Analyst comment, Kate Hardcastle, retail and commercial expert
Kate Hardcastle helped the Westfield Corporation with it future retail strategy in 2012, but has no continuing relationship with it: "Customers like Westfield's shopping centres because they're not just places to buy things. They try to be aspirational destinations that seek to entertain and include everyone. In their luxury sections there is never an aloof atmosphere which makes people feel unwelcome.
"Importantly they have also invested in good quality, clean toilets and baby changing areas which are an on-going expense. It is all about keeping shoppers in a retail space because the longer they stay there the more they will spend.
"But Westfield will have to keep innovating to fend off competition from companies such as NewRiver. It owns nearly 30 shopping centres in the UK and is developing a community focused strategy, appealing to different demographics - for instance by hosting coffee mornings for older people."
Speaking at a news conference in Sydney, Westfield chairman Sir Frank Lowy, the billionaire property tycoon who co-founded Westfield in the 1950s said the sale to Unibail-Rodamco would create "the leading shopping centre company in the world".
"It will have the highest quality assets in the best markets across Europe, the United Kingdom and United States. For the assets I've spent my life building I could not imagine a better home for them than in this new company."
Sir Frank will retire as chairman of Westfield following the sale. He is one of the richest people in Australia with a fortune of $5.9bn, according to Forbes magazine, and was knighted by the Queen last week.
Christophe Cuvillier, chief executive of Unibail-Rodamco, said the acquisition of Westfield "adds a number of new attractive retail markets in London and the wealthiest catchment areas in the United States".
He added that the deal would allow it to cut advertising and marketing costs.
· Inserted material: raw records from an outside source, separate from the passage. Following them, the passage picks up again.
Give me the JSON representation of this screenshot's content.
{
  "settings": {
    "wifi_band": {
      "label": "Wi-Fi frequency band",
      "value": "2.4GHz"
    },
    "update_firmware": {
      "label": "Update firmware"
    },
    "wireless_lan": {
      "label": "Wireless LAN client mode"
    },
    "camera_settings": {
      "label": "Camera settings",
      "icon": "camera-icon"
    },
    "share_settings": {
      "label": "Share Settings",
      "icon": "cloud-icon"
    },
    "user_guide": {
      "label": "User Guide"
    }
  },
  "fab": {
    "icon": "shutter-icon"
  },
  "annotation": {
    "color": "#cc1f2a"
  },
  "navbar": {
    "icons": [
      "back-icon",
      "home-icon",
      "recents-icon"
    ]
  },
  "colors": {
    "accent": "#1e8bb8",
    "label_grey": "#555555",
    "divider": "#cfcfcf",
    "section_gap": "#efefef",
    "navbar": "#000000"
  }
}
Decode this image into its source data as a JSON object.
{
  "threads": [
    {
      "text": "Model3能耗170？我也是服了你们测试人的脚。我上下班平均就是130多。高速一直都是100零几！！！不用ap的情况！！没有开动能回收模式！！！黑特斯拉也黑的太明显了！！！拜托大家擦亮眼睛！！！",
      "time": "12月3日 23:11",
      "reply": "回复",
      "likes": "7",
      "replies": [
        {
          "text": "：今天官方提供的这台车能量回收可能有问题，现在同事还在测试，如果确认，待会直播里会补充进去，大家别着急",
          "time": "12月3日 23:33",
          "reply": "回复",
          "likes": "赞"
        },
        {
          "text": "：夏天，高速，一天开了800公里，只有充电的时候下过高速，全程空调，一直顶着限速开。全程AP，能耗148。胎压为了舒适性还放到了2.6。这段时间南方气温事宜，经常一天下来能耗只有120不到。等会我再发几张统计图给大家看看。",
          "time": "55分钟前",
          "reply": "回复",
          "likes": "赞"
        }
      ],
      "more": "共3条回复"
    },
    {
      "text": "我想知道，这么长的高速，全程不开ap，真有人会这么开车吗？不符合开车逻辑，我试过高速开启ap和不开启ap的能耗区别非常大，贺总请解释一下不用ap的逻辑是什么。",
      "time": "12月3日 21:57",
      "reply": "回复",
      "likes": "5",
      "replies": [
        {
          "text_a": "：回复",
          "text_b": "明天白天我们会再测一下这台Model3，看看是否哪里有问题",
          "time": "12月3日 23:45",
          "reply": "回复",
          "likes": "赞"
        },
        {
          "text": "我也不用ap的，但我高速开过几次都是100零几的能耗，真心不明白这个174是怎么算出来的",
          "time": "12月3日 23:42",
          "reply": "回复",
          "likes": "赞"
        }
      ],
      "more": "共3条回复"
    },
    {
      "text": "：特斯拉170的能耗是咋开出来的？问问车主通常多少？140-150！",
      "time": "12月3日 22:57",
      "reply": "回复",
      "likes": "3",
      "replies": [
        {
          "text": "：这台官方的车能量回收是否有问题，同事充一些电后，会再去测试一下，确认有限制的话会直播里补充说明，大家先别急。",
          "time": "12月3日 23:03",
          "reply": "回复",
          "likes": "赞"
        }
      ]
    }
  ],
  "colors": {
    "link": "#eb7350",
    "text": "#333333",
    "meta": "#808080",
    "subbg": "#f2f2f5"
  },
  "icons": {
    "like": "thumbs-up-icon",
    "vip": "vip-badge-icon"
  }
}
At the moment, Unibail shopping centres advertise individually under different brands for big events, such Christmas.
It intends to roll-out the recognisable Westfield brand across its flagship shopping centres in areas such as Paris, Barcelona, Vienna and Warsaw.
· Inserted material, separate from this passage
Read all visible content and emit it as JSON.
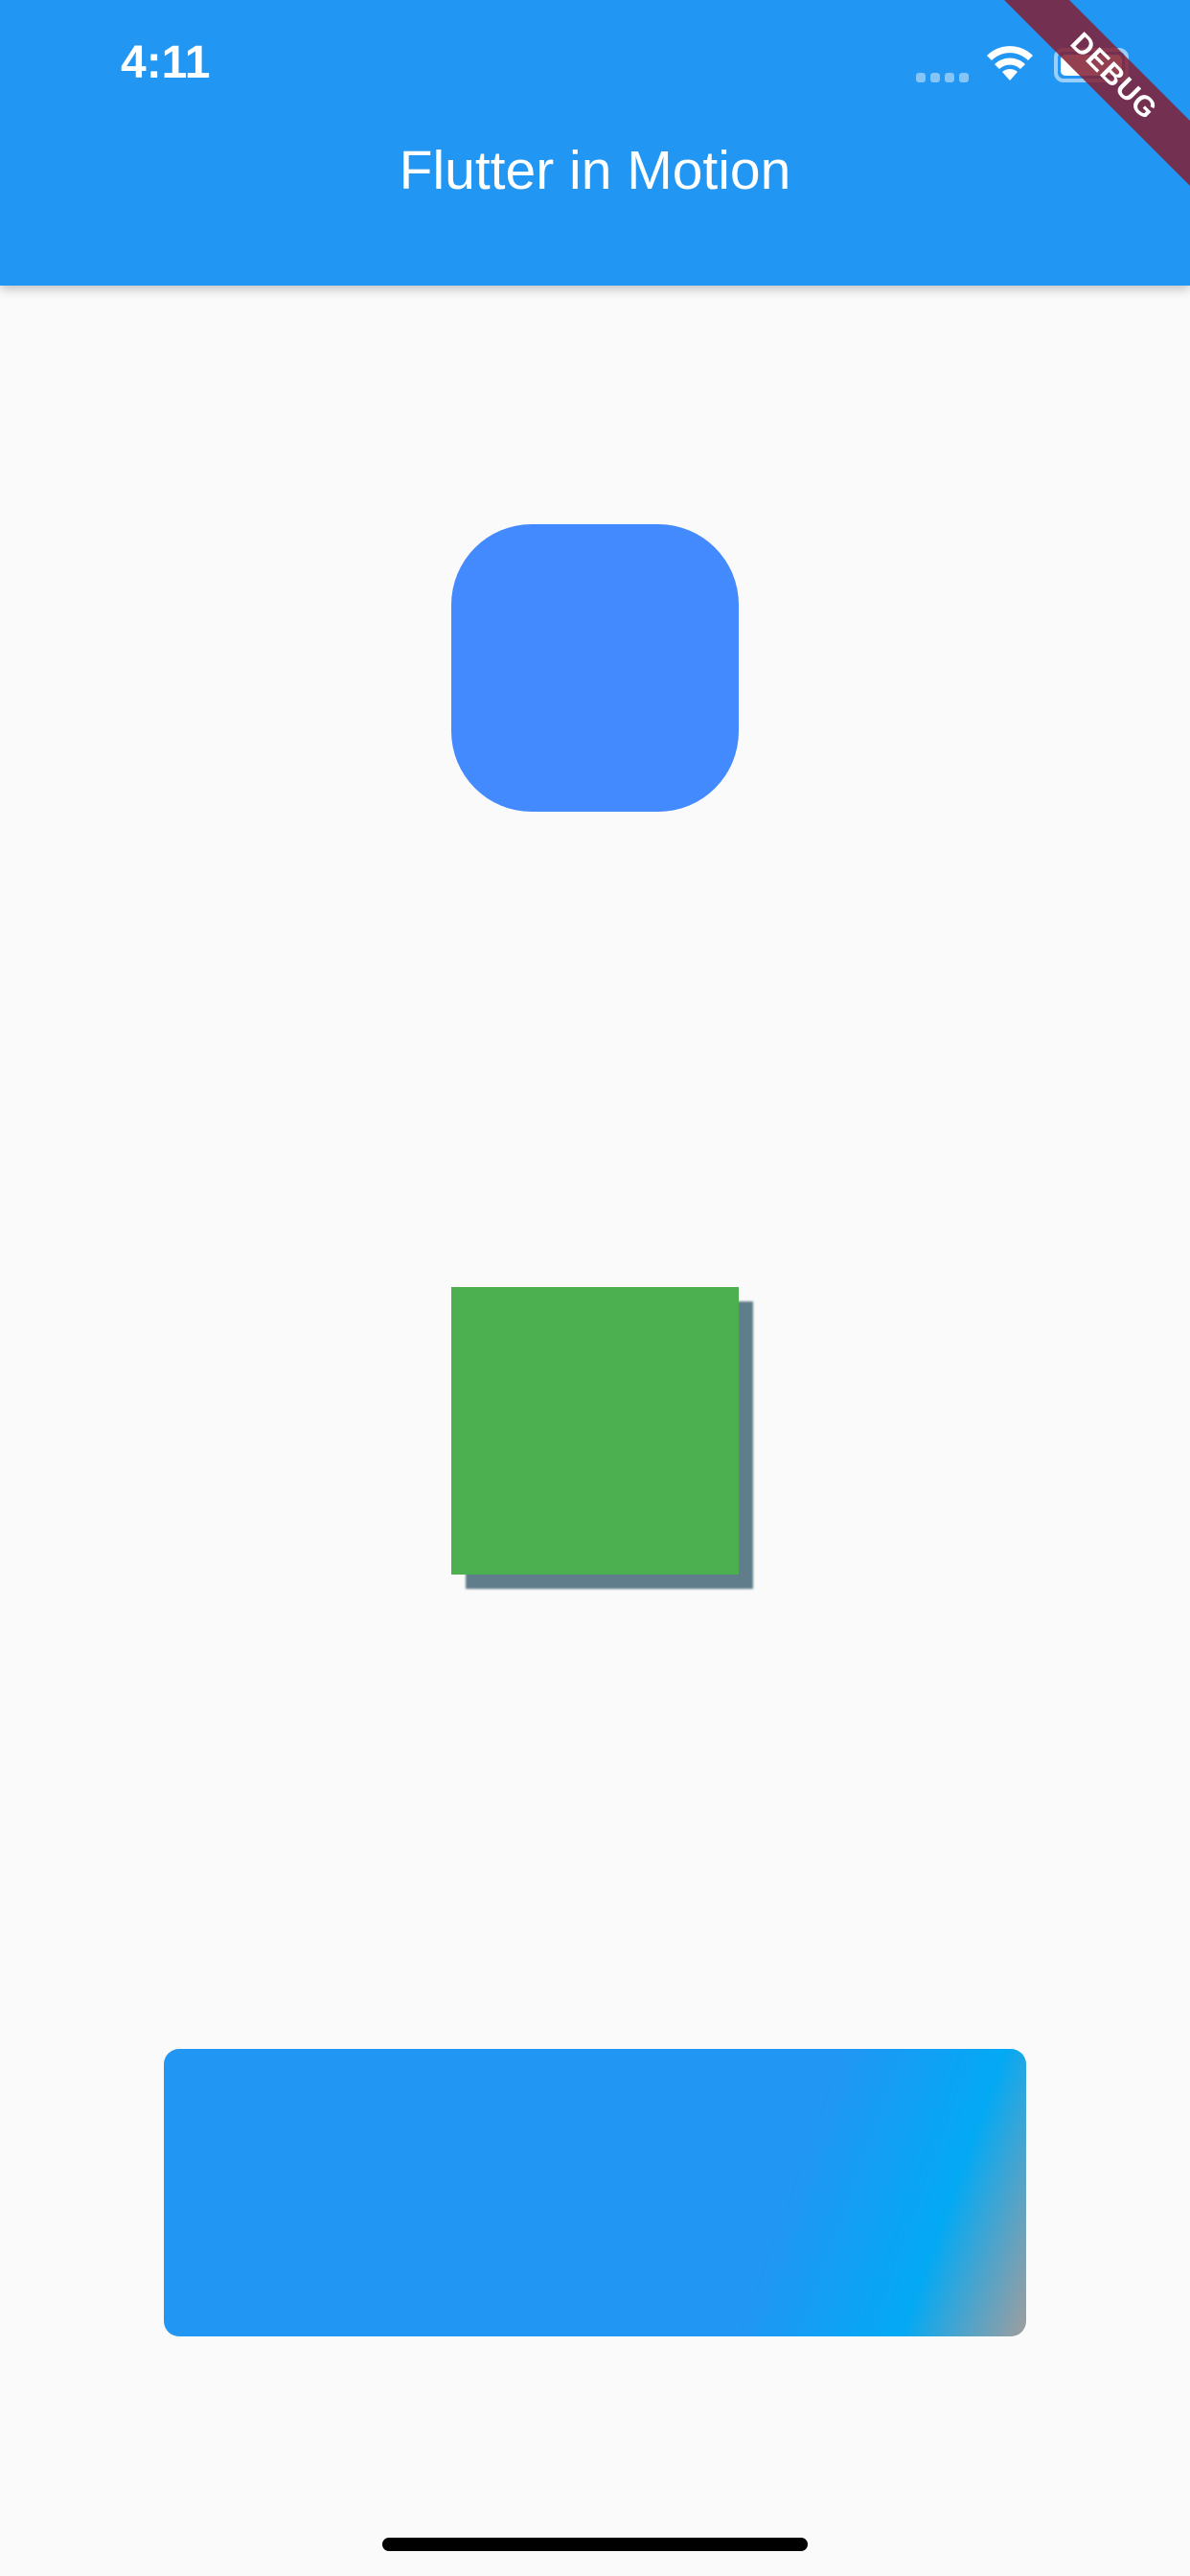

Unibail and Westfield said they would make €100m (£88.2m) in savings a year following the tie-up.
The group is expected to sell €3bn (£2.65bn) worth of assets over the next few years, which will involving shedding some of its smaller shopping centres.